## WHAT TO DO
Where in the listing does the string "data" appear? Copy every line that holds it.

● ● ● ●

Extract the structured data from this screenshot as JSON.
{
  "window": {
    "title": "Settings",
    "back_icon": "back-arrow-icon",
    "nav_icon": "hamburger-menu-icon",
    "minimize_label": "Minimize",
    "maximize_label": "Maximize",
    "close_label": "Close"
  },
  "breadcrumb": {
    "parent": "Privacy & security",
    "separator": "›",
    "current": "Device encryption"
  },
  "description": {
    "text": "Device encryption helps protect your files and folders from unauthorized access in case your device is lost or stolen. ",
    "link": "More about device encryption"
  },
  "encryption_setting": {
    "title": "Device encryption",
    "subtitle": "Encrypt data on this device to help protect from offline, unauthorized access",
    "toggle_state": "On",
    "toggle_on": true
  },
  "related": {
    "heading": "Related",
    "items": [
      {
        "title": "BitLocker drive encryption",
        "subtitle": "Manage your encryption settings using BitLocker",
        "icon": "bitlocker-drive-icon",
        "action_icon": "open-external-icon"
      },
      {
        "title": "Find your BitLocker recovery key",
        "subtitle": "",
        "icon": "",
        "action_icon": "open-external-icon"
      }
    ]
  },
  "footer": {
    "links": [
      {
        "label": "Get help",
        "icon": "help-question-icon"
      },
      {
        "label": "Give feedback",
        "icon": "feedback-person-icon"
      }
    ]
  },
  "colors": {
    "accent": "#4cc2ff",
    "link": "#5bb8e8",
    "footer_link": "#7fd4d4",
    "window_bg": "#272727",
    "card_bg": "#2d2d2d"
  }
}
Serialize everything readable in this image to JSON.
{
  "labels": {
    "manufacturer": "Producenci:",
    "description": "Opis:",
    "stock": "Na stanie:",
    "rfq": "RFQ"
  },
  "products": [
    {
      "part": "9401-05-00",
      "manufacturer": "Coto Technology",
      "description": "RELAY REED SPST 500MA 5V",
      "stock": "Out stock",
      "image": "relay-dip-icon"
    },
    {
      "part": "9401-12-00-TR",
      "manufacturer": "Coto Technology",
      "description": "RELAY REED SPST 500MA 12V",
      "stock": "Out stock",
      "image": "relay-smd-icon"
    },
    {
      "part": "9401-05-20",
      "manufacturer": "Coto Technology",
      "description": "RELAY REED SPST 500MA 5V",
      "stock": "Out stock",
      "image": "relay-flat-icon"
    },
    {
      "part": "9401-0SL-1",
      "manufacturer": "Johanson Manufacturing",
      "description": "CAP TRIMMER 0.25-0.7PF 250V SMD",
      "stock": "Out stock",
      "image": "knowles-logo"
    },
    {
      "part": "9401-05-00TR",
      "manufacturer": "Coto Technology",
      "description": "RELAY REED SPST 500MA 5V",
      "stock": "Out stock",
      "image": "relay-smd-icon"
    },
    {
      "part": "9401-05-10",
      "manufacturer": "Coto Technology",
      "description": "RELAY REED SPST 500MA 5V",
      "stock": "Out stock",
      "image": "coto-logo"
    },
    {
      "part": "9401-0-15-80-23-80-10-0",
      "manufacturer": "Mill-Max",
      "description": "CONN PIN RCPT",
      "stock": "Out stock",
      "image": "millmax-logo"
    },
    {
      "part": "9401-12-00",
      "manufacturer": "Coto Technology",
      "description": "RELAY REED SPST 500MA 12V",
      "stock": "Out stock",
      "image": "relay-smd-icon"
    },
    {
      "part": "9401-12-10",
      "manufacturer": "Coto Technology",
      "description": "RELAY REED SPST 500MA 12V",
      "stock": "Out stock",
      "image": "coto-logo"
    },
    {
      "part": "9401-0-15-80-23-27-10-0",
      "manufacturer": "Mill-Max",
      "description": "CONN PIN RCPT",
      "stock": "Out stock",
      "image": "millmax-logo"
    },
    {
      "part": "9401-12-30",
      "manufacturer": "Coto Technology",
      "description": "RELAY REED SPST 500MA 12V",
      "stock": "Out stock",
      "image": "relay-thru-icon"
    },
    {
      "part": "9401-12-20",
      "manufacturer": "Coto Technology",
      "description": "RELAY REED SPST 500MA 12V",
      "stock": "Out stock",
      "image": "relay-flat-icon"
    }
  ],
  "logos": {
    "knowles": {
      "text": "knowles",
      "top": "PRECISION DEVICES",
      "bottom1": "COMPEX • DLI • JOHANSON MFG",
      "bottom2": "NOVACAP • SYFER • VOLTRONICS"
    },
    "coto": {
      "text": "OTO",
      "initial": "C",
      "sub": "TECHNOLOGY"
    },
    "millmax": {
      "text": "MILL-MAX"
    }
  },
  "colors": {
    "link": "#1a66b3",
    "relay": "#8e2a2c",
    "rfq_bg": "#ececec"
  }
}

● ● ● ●

## RESPONSE
Extract the structured data from this screenshot as JSON.
    "subtitle": "Encrypt data on this device to help protect from offline, unauthorized access",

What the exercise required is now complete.